Exercise directions:
Set each line of the data down exactly, please.

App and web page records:
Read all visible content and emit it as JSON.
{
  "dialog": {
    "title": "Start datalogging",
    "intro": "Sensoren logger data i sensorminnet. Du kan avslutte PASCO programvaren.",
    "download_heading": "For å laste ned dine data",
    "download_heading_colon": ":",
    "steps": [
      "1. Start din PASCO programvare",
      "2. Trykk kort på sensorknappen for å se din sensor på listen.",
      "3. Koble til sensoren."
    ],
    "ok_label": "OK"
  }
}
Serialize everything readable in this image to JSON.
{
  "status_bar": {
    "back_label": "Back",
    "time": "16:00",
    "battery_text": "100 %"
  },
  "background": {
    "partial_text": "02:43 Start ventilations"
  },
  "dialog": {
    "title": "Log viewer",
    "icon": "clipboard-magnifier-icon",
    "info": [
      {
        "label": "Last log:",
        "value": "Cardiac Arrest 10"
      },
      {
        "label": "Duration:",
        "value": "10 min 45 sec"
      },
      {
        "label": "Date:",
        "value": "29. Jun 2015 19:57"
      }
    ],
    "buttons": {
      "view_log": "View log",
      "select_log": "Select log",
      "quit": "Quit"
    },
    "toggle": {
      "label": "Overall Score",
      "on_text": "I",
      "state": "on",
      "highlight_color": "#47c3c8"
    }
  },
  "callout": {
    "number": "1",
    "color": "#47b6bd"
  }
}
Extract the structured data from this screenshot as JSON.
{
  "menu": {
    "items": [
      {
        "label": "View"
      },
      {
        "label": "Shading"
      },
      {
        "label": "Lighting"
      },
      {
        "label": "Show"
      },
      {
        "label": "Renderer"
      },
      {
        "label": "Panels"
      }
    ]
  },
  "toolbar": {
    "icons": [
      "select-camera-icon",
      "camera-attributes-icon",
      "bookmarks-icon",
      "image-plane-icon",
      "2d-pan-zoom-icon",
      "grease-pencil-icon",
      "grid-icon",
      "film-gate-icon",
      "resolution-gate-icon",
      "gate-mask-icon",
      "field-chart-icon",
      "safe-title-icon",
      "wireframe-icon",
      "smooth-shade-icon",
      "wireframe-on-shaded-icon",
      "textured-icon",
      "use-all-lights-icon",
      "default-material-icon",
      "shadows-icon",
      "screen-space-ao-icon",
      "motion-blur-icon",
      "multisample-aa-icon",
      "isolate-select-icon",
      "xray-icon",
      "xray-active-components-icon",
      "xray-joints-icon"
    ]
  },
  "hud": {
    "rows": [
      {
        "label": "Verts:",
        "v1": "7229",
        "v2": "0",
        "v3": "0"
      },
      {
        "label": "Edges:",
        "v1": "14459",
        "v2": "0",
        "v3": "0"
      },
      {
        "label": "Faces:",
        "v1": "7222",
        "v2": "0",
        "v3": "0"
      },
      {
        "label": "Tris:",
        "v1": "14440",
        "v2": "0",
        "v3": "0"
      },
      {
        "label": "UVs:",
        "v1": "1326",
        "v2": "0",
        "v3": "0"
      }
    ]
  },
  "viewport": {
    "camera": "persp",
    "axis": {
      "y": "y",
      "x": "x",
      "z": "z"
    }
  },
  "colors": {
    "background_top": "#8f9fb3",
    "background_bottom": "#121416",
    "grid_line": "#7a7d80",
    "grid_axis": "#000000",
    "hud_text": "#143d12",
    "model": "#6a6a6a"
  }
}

Finished exercise:
Read all visible content and emit it as JSON.
{
  "dialog": {
    "title": "Start datalogging",
    "intro": "Sensoren logger data i sensorminnet. Du kan avslutte PASCO programvaren.",
    "download_heading": "For å laste ned dine data",
    "download_heading_colon": ":",
    "steps": [
      "1. Start din PASCO programvare",
      "2. Trykk kort på sensorknappen for å se din sensor på listen.",
      "3. Koble til sensoren."
    ],
    "ok_label": "OK"
  }
}
Serialize everything readable in this image to JSON.
{
  "status_bar": {
    "back_label": "Back",
    "time": "16:00",
    "battery_text": "100 %"
  },
  "background": {
    "partial_text": "02:43 Start ventilations"
  },
  "dialog": {
    "title": "Log viewer",
    "icon": "clipboard-magnifier-icon",
    "info": [
      {
        "label": "Last log:",
        "value": "Cardiac Arrest 10"
      },
      {
        "label": "Duration:",
        "value": "10 min 45 sec"
      },
      {
        "label": "Date:",
        "value": "29. Jun 2015 19:57"
      }
    ],
    "buttons": {
      "view_log": "View log",
      "select_log": "Select log",
      "quit": "Quit"
    },
    "toggle": {
      "label": "Overall Score",
      "on_text": "I",
      "state": "on",
      "highlight_color": "#47c3c8"
    }
  },
  "callout": {
    "number": "1",
    "color": "#47b6bd"
  }
}
Extract the structured data from this screenshot as JSON.
{
  "menu": {
    "items": [
      {
        "label": "View"
      },
      {
        "label": "Shading"
      },
      {
        "label": "Lighting"
      },
      {
        "label": "Show"
      },
      {
        "label": "Renderer"
      },
      {
        "label": "Panels"
      }
    ]
  },
  "toolbar": {
    "icons": [
      "select-camera-icon",
      "camera-attributes-icon",
      "bookmarks-icon",
      "image-plane-icon",
      "2d-pan-zoom-icon",
      "grease-pencil-icon",
      "grid-icon",
      "film-gate-icon",
      "resolution-gate-icon",
      "gate-mask-icon",
      "field-chart-icon",
      "safe-title-icon",
      "wireframe-icon",
      "smooth-shade-icon",
      "wireframe-on-shaded-icon",
      "textured-icon",
      "use-all-lights-icon",
      "default-material-icon",
      "shadows-icon",
      "screen-space-ao-icon",
      "motion-blur-icon",
      "multisample-aa-icon",
      "isolate-select-icon",
      "xray-icon",
      "xray-active-components-icon",
      "xray-joints-icon"
    ]
  },
  "hud": {
    "rows": [
      {
        "label": "Verts:",
        "v1": "7229",
        "v2": "0",
        "v3": "0"
      },
      {
        "label": "Edges:",
        "v1": "14459",
        "v2": "0",
        "v3": "0"
      },
      {
        "label": "Faces:",
        "v1": "7222",
        "v2": "0",
        "v3": "0"
      },
      {
        "label": "Tris:",
        "v1": "14440",
        "v2": "0",
        "v3": "0"
      },
      {
        "label": "UVs:",
        "v1": "1326",
        "v2": "0",
        "v3": "0"
      }
    ]
  },
  "viewport": {
    "camera": "persp",
    "axis": {
      "y": "y",
      "x": "x",
      "z": "z"
    }
  },
  "colors": {
    "background_top": "#8f9fb3",
    "background_bottom": "#121416",
    "grid_line": "#7a7d80",
    "grid_axis": "#000000",
    "hud_text": "#143d12",
    "model": "#6a6a6a"
  }
}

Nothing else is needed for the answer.